Both Trump and his then-attorney Michael Cohen allegedly paid Daniels in return for her silence about her affair with Trump. Trump has denied any wrongdoing on his part.

Two other subpoenas were issued by committees in the House of Representatives, including the House Oversight Committee, the House Intelligence Committee and the House Financial Services Committee. Those subpoenas request over a decade's worth on Trump, his businesses and his children.

While Trump's legal team claimed those subpoenas were pointless, the committees claimed they were investigating money laundering and "potential foreign influence involving Trump," reported The Washington Post.

Lower courts have previously ruled against Trump's legal attempts to keep his accounting firm from releasing his tax records. Trump's lawyers, however, have argued that Trump enjoys immunity from criminal court cases as long as he remains president.

"That the Constitution would empower thousands of state and local prosecutors to embroil the President in criminal proceedings is unimaginable," read the Trump vs. Vance petition to the Supreme Court. "State criminal process interferes with the President's ability to execute his duties under Article II, violates the Supremacy Clause, and is irreconcilable with our constitutional design."

Two of Trump's appointees, Justices Brett Kavanaugh and Neil Gorsuch, currently sit on the Supreme Court.

Newsweek reached out to the White House for comment but did not receive one in time for publication.

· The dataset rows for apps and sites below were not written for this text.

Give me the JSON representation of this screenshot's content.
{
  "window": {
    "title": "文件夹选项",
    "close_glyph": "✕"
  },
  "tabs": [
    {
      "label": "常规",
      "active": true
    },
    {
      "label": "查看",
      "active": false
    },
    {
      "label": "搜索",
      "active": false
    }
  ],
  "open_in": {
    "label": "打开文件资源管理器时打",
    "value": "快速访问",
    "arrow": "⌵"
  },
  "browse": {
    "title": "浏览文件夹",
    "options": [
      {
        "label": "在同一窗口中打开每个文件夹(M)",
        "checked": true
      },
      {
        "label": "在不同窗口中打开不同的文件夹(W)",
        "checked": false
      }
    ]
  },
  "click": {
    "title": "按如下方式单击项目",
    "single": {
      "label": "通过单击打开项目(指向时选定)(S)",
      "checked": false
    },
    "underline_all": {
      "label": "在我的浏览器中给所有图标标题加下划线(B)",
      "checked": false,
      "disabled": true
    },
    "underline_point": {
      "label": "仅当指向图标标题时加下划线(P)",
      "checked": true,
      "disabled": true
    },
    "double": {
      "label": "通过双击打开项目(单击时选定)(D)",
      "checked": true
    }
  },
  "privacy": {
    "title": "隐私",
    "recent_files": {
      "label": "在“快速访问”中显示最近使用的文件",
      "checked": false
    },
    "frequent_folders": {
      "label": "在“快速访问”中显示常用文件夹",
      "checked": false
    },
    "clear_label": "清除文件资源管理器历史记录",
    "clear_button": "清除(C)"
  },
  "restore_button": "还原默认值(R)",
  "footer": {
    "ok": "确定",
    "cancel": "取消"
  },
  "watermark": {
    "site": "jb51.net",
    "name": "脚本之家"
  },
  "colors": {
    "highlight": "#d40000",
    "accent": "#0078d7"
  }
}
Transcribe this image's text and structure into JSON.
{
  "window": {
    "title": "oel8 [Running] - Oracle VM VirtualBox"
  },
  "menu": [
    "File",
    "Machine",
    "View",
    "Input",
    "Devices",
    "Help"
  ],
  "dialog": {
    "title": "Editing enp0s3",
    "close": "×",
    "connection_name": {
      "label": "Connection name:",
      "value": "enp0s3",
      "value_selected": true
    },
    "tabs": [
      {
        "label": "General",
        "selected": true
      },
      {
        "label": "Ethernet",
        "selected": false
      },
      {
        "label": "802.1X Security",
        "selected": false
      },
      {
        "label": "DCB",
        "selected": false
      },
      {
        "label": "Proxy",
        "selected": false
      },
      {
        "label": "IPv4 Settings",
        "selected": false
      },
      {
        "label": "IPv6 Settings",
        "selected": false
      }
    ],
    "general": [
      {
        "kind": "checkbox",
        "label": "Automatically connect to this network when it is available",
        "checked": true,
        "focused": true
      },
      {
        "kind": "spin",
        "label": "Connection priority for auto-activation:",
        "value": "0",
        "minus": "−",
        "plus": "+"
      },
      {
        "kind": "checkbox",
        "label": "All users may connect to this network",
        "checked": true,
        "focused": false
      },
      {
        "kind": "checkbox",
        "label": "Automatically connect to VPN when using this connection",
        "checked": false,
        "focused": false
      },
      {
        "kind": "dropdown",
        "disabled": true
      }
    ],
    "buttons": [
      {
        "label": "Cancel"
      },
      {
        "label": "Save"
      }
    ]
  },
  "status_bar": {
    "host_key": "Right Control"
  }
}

Supreme Court to Hear Trump Appeals Over Releasing Financial Records to House and New York Prosecutors | News